── DATA TO USE ──

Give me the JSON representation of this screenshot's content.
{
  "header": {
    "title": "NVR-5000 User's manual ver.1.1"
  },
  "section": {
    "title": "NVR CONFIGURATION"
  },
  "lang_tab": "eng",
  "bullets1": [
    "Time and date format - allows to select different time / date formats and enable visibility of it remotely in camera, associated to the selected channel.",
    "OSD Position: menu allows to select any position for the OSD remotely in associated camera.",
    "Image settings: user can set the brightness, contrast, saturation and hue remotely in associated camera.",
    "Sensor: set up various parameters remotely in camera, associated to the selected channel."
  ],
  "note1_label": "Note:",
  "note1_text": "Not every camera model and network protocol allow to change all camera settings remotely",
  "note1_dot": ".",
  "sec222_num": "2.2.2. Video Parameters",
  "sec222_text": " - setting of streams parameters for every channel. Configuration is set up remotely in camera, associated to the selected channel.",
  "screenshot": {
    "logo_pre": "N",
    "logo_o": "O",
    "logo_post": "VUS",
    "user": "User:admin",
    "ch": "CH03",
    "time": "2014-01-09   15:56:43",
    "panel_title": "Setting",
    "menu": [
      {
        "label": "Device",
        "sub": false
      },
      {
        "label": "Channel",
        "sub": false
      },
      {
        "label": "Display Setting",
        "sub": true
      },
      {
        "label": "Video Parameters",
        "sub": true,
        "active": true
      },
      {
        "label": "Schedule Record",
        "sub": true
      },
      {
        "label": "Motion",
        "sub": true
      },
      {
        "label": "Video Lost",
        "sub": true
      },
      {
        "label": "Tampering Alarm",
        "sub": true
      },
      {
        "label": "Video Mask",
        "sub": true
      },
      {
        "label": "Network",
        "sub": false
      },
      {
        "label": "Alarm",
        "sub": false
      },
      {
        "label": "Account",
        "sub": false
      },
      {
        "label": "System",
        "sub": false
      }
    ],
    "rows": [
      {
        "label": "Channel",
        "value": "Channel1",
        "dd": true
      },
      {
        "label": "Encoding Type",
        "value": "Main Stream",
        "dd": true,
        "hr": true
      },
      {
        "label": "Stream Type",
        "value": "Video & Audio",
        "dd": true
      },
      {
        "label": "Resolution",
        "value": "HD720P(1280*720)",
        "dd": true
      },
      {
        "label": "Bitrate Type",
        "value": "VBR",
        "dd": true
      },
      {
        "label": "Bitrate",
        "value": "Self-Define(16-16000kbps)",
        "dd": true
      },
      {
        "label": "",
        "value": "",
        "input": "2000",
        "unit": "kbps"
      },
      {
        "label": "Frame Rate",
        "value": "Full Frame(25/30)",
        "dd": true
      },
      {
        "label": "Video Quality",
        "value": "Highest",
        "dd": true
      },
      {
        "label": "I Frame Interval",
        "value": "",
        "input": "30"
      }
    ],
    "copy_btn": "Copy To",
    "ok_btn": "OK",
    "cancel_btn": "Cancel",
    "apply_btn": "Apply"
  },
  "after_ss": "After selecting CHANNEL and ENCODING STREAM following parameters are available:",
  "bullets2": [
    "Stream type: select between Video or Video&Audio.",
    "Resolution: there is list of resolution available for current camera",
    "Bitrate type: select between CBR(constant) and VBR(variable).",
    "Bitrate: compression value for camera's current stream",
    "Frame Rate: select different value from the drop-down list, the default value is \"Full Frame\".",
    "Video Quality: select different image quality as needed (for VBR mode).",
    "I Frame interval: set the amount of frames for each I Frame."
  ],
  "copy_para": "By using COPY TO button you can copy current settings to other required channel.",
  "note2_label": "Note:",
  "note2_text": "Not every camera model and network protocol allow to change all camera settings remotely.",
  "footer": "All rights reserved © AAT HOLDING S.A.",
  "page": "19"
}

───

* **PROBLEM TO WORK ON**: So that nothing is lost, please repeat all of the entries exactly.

* **SOLUTION**:
Give me the JSON representation of this screenshot's content.
{
  "header": {
    "title": "NVR-5000 User's manual ver.1.1"
  },
  "section": {
    "title": "NVR CONFIGURATION"
  },
  "lang_tab": "eng",
  "bullets1": [
    "Time and date format - allows to select different time / date formats and enable visibility of it remotely in camera, associated to the selected channel.",
    "OSD Position: menu allows to select any position for the OSD remotely in associated camera.",
    "Image settings: user can set the brightness, contrast, saturation and hue remotely in associated camera.",
    "Sensor: set up various parameters remotely in camera, associated to the selected channel."
  ],
  "note1_label": "Note:",
  "note1_text": "Not every camera model and network protocol allow to change all camera settings remotely",
  "note1_dot": ".",
  "sec222_num": "2.2.2. Video Parameters",
  "sec222_text": " - setting of streams parameters for every channel. Configuration is set up remotely in camera, associated to the selected channel.",
  "screenshot": {
    "logo_pre": "N",
    "logo_o": "O",
    "logo_post": "VUS",
    "user": "User:admin",
    "ch": "CH03",
    "time": "2014-01-09   15:56:43",
    "panel_title": "Setting",
    "menu": [
      {
        "label": "Device",
        "sub": false
      },
      {
        "label": "Channel",
        "sub": false
      },
      {
        "label": "Display Setting",
        "sub": true
      },
      {
        "label": "Video Parameters",
        "sub": true,
        "active": true
      },
      {
        "label": "Schedule Record",
        "sub": true
      },
      {
        "label": "Motion",
        "sub": true
      },
      {
        "label": "Video Lost",
        "sub": true
      },
      {
        "label": "Tampering Alarm",
        "sub": true
      },
      {
        "label": "Video Mask",
        "sub": true
      },
      {
        "label": "Network",
        "sub": false
      },
      {
        "label": "Alarm",
        "sub": false
      },
      {
        "label": "Account",
        "sub": false
      },
      {
        "label": "System",
        "sub": false
      }
    ],
    "rows": [
      {
        "label": "Channel",
        "value": "Channel1",
        "dd": true
      },
      {
        "label": "Encoding Type",
        "value": "Main Stream",
        "dd": true,
        "hr": true
      },
      {
        "label": "Stream Type",
        "value": "Video & Audio",
        "dd": true
      },
      {
        "label": "Resolution",
        "value": "HD720P(1280*720)",
        "dd": true
      },
      {
        "label": "Bitrate Type",
        "value": "VBR",
        "dd": true
      },
      {
        "label": "Bitrate",
        "value": "Self-Define(16-16000kbps)",
        "dd": true
      },
      {
        "label": "",
        "value": "",
        "input": "2000",
        "unit": "kbps"
      },
      {
        "label": "Frame Rate",
        "value": "Full Frame(25/30)",
        "dd": true
      },
      {
        "label": "Video Quality",
        "value": "Highest",
        "dd": true
      },
      {
        "label": "I Frame Interval",
        "value": "",
        "input": "30"
      }
    ],
    "copy_btn": "Copy To",
    "ok_btn": "OK",
    "cancel_btn": "Cancel",
    "apply_btn": "Apply"
  },
  "after_ss": "After selecting CHANNEL and ENCODING STREAM following parameters are available:",
  "bullets2": [
    "Stream type: select between Video or Video&Audio.",
    "Resolution: there is list of resolution available for current camera",
    "Bitrate type: select between CBR(constant) and VBR(variable).",
    "Bitrate: compression value for camera's current stream",
    "Frame Rate: select different value from the drop-down list, the default value is \"Full Frame\".",
    "Video Quality: select different image quality as needed (for VBR mode).",
    "I Frame interval: set the amount of frames for each I Frame."
  ],
  "copy_para": "By using COPY TO button you can copy current settings to other required channel.",
  "note2_label": "Note:",
  "note2_text": "Not every camera model and network protocol allow to change all camera settings remotely.",
  "footer": "All rights reserved © AAT HOLDING S.A.",
  "page": "19"
}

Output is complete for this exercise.